We don’t yet have a policy of insect consumption in Kenya. It’s considered ethnic delicacy, which requires no specific policy. Our government doesn’t promote insects for the Food and Feed program. So, we lobby for it. With the Kenyan Bureau of Standards, we’re developing a national standard for insect production and processing. It will be published soon. Kenya is reacting because they see our university’s work.
CS: You sound hopeful.
MA: I have never been so hopeful as I am now. We’ve developed the standards we need, we’ve revised our food-security policy, and more people are accepting the eating of insects. We’re doing more research to convince people to eat insects and to understand 95 percent of all insects can be eaten.
Think about that number.
We have about eighty postgraduate students researching and realizing interesting studies. We continue to bring in different aspects of eating insects. We’re convincing people that this caterpillar is eaten in Zambia and Zimbabwe, so it can be eaten in Kenya. We’re all Africans.
We’re also doing a lot of research on working with some insects. Some need preparation so that they’re safe to eat. So, we’re researching that, and we’re convincing people to collect those insects and process them properly. The people do it once, then do it a second time, then discover it tastes good, and then they stick to it. They tell the neighbors. It makes me very hopeful.

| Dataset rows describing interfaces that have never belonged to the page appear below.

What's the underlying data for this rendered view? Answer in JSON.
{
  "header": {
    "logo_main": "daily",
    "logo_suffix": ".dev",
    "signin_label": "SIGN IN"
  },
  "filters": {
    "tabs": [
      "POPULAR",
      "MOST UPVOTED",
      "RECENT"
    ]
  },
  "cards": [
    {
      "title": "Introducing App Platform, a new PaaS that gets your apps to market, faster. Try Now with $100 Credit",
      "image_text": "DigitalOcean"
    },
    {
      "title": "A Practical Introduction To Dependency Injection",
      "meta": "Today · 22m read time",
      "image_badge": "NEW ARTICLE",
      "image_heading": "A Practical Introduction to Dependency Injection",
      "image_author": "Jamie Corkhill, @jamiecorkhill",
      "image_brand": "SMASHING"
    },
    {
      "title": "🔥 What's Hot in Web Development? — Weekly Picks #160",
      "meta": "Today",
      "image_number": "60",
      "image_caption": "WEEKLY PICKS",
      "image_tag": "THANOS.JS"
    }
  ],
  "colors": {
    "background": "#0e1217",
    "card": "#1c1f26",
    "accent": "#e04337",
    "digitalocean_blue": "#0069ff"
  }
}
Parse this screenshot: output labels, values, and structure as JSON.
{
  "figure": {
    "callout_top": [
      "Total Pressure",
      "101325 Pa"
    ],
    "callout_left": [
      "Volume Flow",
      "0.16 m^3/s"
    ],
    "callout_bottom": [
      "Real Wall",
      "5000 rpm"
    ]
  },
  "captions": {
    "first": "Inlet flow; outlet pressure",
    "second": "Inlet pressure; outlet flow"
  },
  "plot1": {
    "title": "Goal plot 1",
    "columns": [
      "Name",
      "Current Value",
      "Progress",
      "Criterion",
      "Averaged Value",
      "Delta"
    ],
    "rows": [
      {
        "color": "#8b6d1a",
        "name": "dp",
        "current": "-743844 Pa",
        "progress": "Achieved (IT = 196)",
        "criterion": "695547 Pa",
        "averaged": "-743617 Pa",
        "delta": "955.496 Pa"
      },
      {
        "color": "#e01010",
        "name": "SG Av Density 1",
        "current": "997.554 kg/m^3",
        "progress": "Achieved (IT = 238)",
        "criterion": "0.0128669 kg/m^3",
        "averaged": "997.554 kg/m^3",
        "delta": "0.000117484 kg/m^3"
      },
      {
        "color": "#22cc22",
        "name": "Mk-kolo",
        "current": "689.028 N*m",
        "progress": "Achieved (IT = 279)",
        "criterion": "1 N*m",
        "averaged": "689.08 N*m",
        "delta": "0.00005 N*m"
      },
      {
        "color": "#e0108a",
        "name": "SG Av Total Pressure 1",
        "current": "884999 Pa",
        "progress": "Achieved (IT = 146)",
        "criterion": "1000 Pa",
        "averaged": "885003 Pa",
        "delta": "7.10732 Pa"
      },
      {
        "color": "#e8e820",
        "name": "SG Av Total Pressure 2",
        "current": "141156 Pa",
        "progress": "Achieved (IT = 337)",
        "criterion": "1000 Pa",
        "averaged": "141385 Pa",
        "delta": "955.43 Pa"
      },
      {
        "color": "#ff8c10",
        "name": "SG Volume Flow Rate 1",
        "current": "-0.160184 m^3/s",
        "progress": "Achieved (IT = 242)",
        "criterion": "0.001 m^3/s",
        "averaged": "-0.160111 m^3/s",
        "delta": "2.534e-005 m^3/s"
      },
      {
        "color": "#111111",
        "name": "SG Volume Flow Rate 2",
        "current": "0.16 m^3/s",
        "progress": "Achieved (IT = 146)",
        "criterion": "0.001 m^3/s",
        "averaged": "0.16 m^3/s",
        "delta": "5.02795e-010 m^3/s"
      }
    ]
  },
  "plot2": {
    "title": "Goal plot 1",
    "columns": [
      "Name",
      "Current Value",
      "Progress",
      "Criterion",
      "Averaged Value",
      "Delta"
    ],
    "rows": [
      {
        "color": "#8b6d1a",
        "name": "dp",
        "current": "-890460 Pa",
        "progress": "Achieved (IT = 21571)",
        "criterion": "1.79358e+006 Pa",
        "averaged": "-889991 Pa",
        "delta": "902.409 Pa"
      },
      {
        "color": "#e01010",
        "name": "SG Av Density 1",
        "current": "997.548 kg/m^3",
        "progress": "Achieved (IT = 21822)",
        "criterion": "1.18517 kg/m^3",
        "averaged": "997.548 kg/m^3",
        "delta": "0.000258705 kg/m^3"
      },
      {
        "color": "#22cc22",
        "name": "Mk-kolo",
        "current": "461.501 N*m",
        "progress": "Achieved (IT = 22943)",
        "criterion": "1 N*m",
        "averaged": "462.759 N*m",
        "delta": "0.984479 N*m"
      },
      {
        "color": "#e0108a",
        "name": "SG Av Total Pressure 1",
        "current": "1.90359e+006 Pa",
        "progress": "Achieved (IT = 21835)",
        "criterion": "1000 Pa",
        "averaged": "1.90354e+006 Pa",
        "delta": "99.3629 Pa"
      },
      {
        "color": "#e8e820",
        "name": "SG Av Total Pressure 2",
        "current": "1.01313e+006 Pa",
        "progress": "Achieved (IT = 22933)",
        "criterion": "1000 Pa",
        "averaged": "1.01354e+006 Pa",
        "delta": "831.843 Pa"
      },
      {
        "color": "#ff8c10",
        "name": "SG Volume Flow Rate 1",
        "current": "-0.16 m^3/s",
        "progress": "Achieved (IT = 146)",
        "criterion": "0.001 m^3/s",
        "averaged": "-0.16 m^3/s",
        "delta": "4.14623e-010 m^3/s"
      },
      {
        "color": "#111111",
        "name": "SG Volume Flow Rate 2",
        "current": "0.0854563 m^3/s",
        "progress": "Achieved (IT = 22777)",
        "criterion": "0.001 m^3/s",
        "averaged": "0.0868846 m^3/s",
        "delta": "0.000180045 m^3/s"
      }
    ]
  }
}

Also, we had a big success with insects people don’t want to eat. Our program is called Sustainable Insects for Food and Feed. We use unappealing insects to feed animals. For example, we have the Black Soldier Fly. We teach farmers to rear this fly and feed it to fish and poultry. It’s another way to support food security.
We also take part in many global summits, partnering with other people working on food security. For the first time, the World Bank supports my university. The financing helps us train students to a high level and offer postgraduate studies on insects for Food and Feed. World funding programs support our work on the topic.
I hope to industrialize the process. And I hope Kenyan farmers will fully accept the enterprise. There is a saying that goes, “A farmer wants food on the table and money in the pocket.” After a farmer learns to raise insects, that should mean more money. And so, we’re starting with commercializing crickets. This program is called HealthYnsect, and Danida Fellowship supports it.
And that says it. Insects are healthy for us all. They can help us and our planet a lot!
Monica Awuor Ayieko (PhD Family and Consumer Sciences/Human Sciences) is a Professor of Consumer Sciences at the Jaramogi OgingaOdinga University of Science and Technology, in the School of Agricultural and Food Sciences. Monica was born and brought up in Kenya, and educated in Kenya and the USA. She has a background in agricultural households and food production. She worked in the field as an extension worker for 15 years before going for higher degrees and later joining the university system as a lecturer and researcher. She developed a keen interest in the use of edible insects for food security, particularly for households in the Lake Victoria region, which has plenty of edible insects. The professor has been working with edible insects for more than 15 years in Western Kenya. She has published several academic and general documents on insects as food and feed. Professor Ayieko currently works with farmers to promote commercialization of insects at the farm level. Through the efforts of Professor Ayieko, JOOUST is a proud recipient of coveted ACE II World Bank funding to set up the Africa Centre of Excellence in Sustainable Use of Insects for Food and Feed. The project will work with local, regional, and international partners to develop research, increase the quality of higher education, promote insects for food security, and help manage our environment.